In one camp, there’s the Open Mobile Video Coalition, which is pushing a technology that will simply pull live broadcasts tailor-suited for mobile devices from the existing digital transmissions of at least 800 TV stations across the country. The Mobile DTV approach is much more traditional from the outset: live local programming supported by advertising that will only reach as far as each broadcast signal allows. Broadcasters also hope to tap existing partners like Nielsen and Rentrak to measure ratings. “The consumer will decide when the technology is eligible for revenue,” said Brandon Burgess, OMVC president, and chairman and CEO of ION Media Networks Inc. Mobile TV is mostly a promotional product, much like a sidecar for most companies today, he said. “Until you get this to millions of players I think it’d be pretty hard to monetize,” Burgess said on a panel at CES titled, “TV to Go.” This is partly why he doesn’t expect a flood of carrier interest in Mobile DTV even after trials are completed this year and the first version of the technology is made commercially available.

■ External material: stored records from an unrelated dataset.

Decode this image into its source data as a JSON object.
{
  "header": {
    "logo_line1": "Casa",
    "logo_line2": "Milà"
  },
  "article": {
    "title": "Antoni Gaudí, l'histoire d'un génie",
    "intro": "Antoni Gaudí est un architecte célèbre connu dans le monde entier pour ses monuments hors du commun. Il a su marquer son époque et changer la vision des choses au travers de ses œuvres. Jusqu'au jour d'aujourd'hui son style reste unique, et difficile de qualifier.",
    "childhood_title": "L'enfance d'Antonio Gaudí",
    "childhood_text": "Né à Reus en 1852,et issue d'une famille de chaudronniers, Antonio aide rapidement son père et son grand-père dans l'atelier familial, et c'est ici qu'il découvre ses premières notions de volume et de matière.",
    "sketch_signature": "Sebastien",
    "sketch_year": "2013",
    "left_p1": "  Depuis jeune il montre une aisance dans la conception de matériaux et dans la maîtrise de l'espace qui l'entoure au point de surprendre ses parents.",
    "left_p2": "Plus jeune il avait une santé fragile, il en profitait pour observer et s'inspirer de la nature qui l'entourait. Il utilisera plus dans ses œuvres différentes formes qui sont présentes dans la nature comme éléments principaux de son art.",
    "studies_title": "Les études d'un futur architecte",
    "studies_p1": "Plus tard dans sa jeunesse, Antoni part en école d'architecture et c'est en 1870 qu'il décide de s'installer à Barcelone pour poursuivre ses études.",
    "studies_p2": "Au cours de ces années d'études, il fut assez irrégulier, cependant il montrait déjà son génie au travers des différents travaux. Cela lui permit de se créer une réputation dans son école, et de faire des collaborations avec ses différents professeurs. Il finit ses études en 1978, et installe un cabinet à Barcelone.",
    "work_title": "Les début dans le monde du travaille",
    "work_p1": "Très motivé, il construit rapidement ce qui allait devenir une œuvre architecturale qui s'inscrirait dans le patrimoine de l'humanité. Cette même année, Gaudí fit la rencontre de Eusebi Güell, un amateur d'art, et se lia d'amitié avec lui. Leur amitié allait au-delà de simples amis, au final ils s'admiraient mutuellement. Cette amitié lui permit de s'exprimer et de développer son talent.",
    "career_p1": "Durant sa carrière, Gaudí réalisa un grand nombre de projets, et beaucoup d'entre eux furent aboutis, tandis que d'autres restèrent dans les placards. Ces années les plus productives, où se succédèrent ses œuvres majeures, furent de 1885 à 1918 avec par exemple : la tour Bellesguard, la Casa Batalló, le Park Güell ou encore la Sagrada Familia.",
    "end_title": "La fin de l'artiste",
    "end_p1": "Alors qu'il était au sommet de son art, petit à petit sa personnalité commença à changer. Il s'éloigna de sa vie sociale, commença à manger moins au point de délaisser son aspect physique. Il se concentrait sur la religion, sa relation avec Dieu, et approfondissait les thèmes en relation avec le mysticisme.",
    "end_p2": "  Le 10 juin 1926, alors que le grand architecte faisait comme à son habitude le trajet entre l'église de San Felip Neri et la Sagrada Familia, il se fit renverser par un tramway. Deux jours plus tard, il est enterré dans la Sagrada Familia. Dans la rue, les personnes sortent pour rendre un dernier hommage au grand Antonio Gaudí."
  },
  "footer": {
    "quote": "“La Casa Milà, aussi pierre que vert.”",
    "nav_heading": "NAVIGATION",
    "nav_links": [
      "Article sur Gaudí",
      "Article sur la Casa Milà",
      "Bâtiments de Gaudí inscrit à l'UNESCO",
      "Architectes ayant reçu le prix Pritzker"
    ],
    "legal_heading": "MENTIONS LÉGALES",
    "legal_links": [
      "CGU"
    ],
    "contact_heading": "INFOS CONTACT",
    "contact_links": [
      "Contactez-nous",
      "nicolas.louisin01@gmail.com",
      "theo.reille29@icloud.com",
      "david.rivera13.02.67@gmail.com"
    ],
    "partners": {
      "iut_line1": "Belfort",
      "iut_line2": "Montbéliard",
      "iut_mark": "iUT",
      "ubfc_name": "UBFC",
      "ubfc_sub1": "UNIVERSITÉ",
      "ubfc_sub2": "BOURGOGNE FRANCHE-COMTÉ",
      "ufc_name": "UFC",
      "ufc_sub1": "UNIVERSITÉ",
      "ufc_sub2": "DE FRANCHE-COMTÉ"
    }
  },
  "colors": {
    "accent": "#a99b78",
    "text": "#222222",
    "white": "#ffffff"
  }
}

There’s also tricky digital rights management issues and the likelihood that premium content won’t be made available on Mobile DTV until later. A new network built tower by tower While broadcasters have spent the last few years working on standards for mobile broadcast technology, Qualcomm Inc.’s FLO TV has been trying to prove the business opportunity in shorter, sometimes more deliberate steps. “The good news and bad news about FLO is that we launched early,” Bill Stone, president of FLO TV, told RCR Wireless News following the panel. He admits that the “swiss cheese footprint” the company initially launched with did not offer the right mix of content and value. Qualcomm has spent more than $1 billion on FLO TV so far, but now covers 110 markets and a population of about 210 million. Stone believes the launch of Mobile DTV will increase awareness and do some in-direct marketing for FLO TV at the same time. Between the two broadcast-based services, there are some obvious price differences for the consumer. Qualcomm wants $10 to $15 a month for its service. “The United States is the largest pay-TV market in the world,” Stone said. Every form of content available today has an advertising and subscription component that coexist, and “I don’t think mobile TV’s going to be any different.” Qualcomm wants to prove the business can scale and it doesn’t think it reach that point by reinforcing the idea that some content can be free when there are real costs tied to the production of that content. FLO TV is a subscription business with relatively few customers, but it’s also backed by a company willing to play the long ball. Qualcomm has funded many of its successful businesses on the profits from previous successes. CDMA wasn’t profitable early on nor cheap to develop. “I think that the patient view they have on the business is really, really important,” Stone said, hinting that there’s no pressing deadline by which Qualcomm plans to get a return on its billion-dollar-plus investment. Standing out from the pack To help achieve that slower, organic growth, Stone and his team are focusing on delivering more content, particularly in areas where they’ve frequently seen usage spike. If the past few years were the laying-the-groundwork stage, these next couple will have to be marked by more features, programming and distribution if FLO TV plans to see that long ball through to the end zone. “The pieces are all there now, we just have to execute,” Stone said. One category of particularly bullishness is live sports. The network has seen live professional sports games claim an 80% share and it wants to see more of that. Just hours after Qualcomm’s Chairman and CEO Paul Jacobs said FLO TV would “double down” on sports programming this year, Stone told RCR Wireless News to “stay tuned” on what customers should expect to see soon, but all signs point to a variety of top-caliber programs coming down the pike. The next swing might come in the form of Major League Baseball. Indeed, the company was testing quite a few channels from MLB.TV about two years ago when RCR Wireless News toured the FLO TV operations center. FInally, the other shoe that’s taken years to drop on FLO TV is timeshifting, but that too appears to be nearing the final stretch. “We were chasing everything at once,” Stone said of the delay, but there is a renewed interest in giving customers the ability to record shows and cache content on their device of choice. Building awareness remains to be the top priority for FLO TV (after all, not many people have heard about the service), but just as Stone concluded: “All the success that Qualcomm has today doesn’t just instantly happen… To get from here to there on a more operational commercial perspective, there’s a lot of things that have to be thought through.”